Depending of your country of origin, you might need a visa when travelling to Germany.
An official paper that allows you to enter a country. To apply for a visa, contact your local embassy or consulate for more precise information.
- Countries that do not need to issue a Visa: Citizens of the EU, Iceland, Liechtenstein, Norway and Switzerland
- Countries that need a Visa for longer stays than 90 days (or 180 days if they have an special agreements)
The fee for all types of visas is EUR 60 although there can be exemptions. For more information about visa regulations:
An official paper that allows you to stay in a country for study or work purposes. This documentation is issued by the German immigrationauthorities and you will have to apply for it three months in advance.
There are several categories: residence permit, EU Blue Card, researchers, self-employed person,permanent EU residence permit.
EU Blue Card in Germany
The EU Blue Card is a special visa for skilled professionals from abroad that want to work in Germany. Professionals that find a job with a gross annual salary of at least EUR 50,800 are eligible for the EU Blue Card, although in the fields of mathematics, IT, science, engineering and doctors, the amount is EUR 39,624.
The EU Blue Card is valid for a maximum of four years and applicants must have a B1 level certificate in the German language. Please check all the requirements in the following link.
If you come from a non-EU country, you will require a visa to study in Germany.
To apply to a German university, you will need to collect the following documentation:
- A valid passport
- Medical Insurance
- Proof of financial status to cover your expenses during your studies
- A letter of acceptance from the university
- Some universities will require you to pass a German language test

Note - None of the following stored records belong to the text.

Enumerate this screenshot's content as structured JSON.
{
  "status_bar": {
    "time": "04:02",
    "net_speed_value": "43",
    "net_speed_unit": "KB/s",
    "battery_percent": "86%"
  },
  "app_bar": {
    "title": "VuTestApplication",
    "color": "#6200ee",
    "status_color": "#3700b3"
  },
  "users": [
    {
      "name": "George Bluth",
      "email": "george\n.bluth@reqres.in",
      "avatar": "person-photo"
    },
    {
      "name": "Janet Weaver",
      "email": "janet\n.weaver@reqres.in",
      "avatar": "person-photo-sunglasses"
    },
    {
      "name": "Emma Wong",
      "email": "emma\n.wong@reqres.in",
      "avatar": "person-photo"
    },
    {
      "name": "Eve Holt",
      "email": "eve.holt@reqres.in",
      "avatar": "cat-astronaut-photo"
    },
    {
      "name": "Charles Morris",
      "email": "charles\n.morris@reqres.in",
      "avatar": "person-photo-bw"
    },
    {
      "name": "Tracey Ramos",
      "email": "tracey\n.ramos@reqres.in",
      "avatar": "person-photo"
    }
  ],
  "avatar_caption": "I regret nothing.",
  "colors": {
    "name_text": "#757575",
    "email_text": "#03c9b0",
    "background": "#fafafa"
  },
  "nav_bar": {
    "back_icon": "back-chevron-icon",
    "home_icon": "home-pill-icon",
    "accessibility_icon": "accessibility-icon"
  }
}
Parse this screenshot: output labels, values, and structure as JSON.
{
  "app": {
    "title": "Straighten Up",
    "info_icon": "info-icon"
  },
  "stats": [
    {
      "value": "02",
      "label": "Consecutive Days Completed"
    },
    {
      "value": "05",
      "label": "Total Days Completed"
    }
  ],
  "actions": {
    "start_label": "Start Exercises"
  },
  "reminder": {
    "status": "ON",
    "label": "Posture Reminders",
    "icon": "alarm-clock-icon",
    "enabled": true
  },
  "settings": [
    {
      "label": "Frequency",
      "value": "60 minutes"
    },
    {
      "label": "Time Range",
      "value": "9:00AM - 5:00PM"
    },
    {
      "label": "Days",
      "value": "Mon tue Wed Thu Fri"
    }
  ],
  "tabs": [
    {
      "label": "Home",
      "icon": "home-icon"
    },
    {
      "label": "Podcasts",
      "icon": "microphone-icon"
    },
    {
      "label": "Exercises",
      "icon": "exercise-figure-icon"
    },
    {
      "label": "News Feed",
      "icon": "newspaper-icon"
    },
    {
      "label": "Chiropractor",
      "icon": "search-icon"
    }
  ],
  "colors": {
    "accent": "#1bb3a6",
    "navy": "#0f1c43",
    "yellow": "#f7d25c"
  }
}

Unless you are a citizen from EU/EEA or Switzerland, you will need a residence permit if you want to work in Germany. EU citizens and citizens from Iceland, Liechtenstein, Norway or Switzerland have access to the German labour market without restrictions, and can also work on a self-employed basis. They just need a valid passport or identity card.
As Germany’s objective is to attract qualified professionals, especially in the fields of science (biologists, chemists and physicists), engineering and IT, you might be better placed to get a residence permit if you have this academic background.
Citizens of the USA, Australia, Canada, Israel, Japan, New Zealand, and the Republic of Korea can apply for their residence permit for work purposes after entering Germany without first requiring a visa. Other countries must obtain a visa before travelling to Germany.
Once the application is approved by the German government, your embassy will issue a residence permit in the form of a visa that includes a working authorisation.
For futher information
Hannover – Immigration Law and Citizenship Law (Department)
Zentrale Ausländerbehörde der Stadt Hannover
Adress: Maschstraße 17, 30169 Hannover
Telephone: 0511 – 616-0
Fax: 0511 – 616-22905
Mon and Wed from 8:00 to 12:00
Thurs 8:00 to 12:00 / 13:00 to 17:30
By appointment only
Registration in your city
This is the first step that you will have to do when arriving in the new city. You will have to register your new place of residence in person during your first week. Each district has its own registration office. Do not forget to bring your passport or national identity card with you. The Registration office will give you a confirmation document (Anmeldung). Please keep it with you as you will have to use it on several occasions in the near future. In some offices you can arrange your appointment online or by telephone in advance. If you have children, please bring your family record book.